Dataset entries
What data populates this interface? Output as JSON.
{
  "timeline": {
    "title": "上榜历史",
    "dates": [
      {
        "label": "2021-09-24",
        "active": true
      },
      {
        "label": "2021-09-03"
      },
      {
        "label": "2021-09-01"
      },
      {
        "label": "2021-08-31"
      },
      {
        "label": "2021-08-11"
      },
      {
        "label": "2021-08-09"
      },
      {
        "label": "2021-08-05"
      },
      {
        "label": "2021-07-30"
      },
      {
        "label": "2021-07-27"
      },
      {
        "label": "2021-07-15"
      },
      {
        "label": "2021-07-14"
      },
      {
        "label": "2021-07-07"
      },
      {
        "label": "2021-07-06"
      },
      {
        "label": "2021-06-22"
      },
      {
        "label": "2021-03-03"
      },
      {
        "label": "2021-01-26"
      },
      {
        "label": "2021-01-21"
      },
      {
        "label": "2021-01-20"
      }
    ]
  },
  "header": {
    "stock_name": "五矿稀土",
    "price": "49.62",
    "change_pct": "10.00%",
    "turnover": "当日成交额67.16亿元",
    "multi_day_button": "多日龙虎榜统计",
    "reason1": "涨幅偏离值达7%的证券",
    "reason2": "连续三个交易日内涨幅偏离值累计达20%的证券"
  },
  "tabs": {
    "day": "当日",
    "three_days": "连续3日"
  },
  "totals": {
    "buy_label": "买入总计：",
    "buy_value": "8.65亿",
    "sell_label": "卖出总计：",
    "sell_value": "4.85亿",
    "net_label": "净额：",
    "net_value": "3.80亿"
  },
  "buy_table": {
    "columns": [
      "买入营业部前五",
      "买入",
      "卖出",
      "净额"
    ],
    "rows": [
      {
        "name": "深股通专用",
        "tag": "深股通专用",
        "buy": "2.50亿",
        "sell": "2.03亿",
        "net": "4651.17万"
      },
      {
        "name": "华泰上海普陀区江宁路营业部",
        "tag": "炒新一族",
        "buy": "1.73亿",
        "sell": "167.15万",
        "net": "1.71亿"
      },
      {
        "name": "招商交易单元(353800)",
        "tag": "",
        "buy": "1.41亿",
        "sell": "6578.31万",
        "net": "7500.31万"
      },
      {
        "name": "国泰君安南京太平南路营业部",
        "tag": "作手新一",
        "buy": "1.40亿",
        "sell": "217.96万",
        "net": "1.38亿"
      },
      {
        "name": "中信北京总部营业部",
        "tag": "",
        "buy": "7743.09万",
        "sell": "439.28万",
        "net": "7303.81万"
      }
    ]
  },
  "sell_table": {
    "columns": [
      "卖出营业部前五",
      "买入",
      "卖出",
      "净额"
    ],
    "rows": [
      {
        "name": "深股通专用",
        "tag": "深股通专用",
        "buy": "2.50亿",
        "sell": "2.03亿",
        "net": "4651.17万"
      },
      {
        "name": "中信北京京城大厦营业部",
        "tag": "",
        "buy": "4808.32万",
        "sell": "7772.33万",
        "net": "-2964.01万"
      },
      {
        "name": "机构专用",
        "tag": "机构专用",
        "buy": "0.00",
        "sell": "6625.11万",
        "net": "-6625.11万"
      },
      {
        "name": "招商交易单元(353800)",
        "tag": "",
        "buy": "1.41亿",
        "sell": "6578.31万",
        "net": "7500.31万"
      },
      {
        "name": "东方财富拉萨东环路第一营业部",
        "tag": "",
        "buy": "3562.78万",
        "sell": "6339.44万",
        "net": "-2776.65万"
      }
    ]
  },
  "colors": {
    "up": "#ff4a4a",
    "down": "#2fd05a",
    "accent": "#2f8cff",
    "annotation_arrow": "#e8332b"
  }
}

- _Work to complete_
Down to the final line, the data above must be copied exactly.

- _Result_
What data populates this interface? Output as JSON.
{
  "timeline": {
    "title": "上榜历史",
    "dates": [
      {
        "label": "2021-09-24",
        "active": true
      },
      {
        "label": "2021-09-03"
      },
      {
        "label": "2021-09-01"
      },
      {
        "label": "2021-08-31"
      },
      {
        "label": "2021-08-11"
      },
      {
        "label": "2021-08-09"
      },
      {
        "label": "2021-08-05"
      },
      {
        "label": "2021-07-30"
      },
      {
        "label": "2021-07-27"
      },
      {
        "label": "2021-07-15"
      },
      {
        "label": "2021-07-14"
      },
      {
        "label": "2021-07-07"
      },
      {
        "label": "2021-07-06"
      },
      {
        "label": "2021-06-22"
      },
      {
        "label": "2021-03-03"
      },
      {
        "label": "2021-01-26"
      },
      {
        "label": "2021-01-21"
      },
      {
        "label": "2021-01-20"
      }
    ]
  },
  "header": {
    "stock_name": "五矿稀土",
    "price": "49.62",
    "change_pct": "10.00%",
    "turnover": "当日成交额67.16亿元",
    "multi_day_button": "多日龙虎榜统计",
    "reason1": "涨幅偏离值达7%的证券",
    "reason2": "连续三个交易日内涨幅偏离值累计达20%的证券"
  },
  "tabs": {
    "day": "当日",
    "three_days": "连续3日"
  },
  "totals": {
    "buy_label": "买入总计：",
    "buy_value": "8.65亿",
    "sell_label": "卖出总计：",
    "sell_value": "4.85亿",
    "net_label": "净额：",
    "net_value": "3.80亿"
  },
  "buy_table": {
    "columns": [
      "买入营业部前五",
      "买入",
      "卖出",
      "净额"
    ],
    "rows": [
      {
        "name": "深股通专用",
        "tag": "深股通专用",
        "buy": "2.50亿",
        "sell": "2.03亿",
        "net": "4651.17万"
      },
      {
        "name": "华泰上海普陀区江宁路营业部",
        "tag": "炒新一族",
        "buy": "1.73亿",
        "sell": "167.15万",
        "net": "1.71亿"
      },
      {
        "name": "招商交易单元(353800)",
        "tag": "",
        "buy": "1.41亿",
        "sell": "6578.31万",
        "net": "7500.31万"
      },
      {
        "name": "国泰君安南京太平南路营业部",
        "tag": "作手新一",
        "buy": "1.40亿",
        "sell": "217.96万",
        "net": "1.38亿"
      },
      {
        "name": "中信北京总部营业部",
        "tag": "",
        "buy": "7743.09万",
        "sell": "439.28万",
        "net": "7303.81万"
      }
    ]
  },
  "sell_table": {
    "columns": [
      "卖出营业部前五",
      "买入",
      "卖出",
      "净额"
    ],
    "rows": [
      {
        "name": "深股通专用",
        "tag": "深股通专用",
        "buy": "2.50亿",
        "sell": "2.03亿",
        "net": "4651.17万"
      },
      {
        "name": "中信北京京城大厦营业部",
        "tag": "",
        "buy": "4808.32万",
        "sell": "7772.33万",
        "net": "-2964.01万"
      },
      {
        "name": "机构专用",
        "tag": "机构专用",
        "buy": "0.00",
        "sell": "6625.11万",
        "net": "-6625.11万"
      },
      {
        "name": "招商交易单元(353800)",
        "tag": "",
        "buy": "1.41亿",
        "sell": "6578.31万",
        "net": "7500.31万"
      },
      {
        "name": "东方财富拉萨东环路第一营业部",
        "tag": "",
        "buy": "3562.78万",
        "sell": "6339.44万",
        "net": "-2776.65万"
      }
    ]
  },
  "colors": {
    "up": "#ff4a4a",
    "down": "#2fd05a",
    "accent": "#2f8cff",
    "annotation_arrow": "#e8332b"
  }
}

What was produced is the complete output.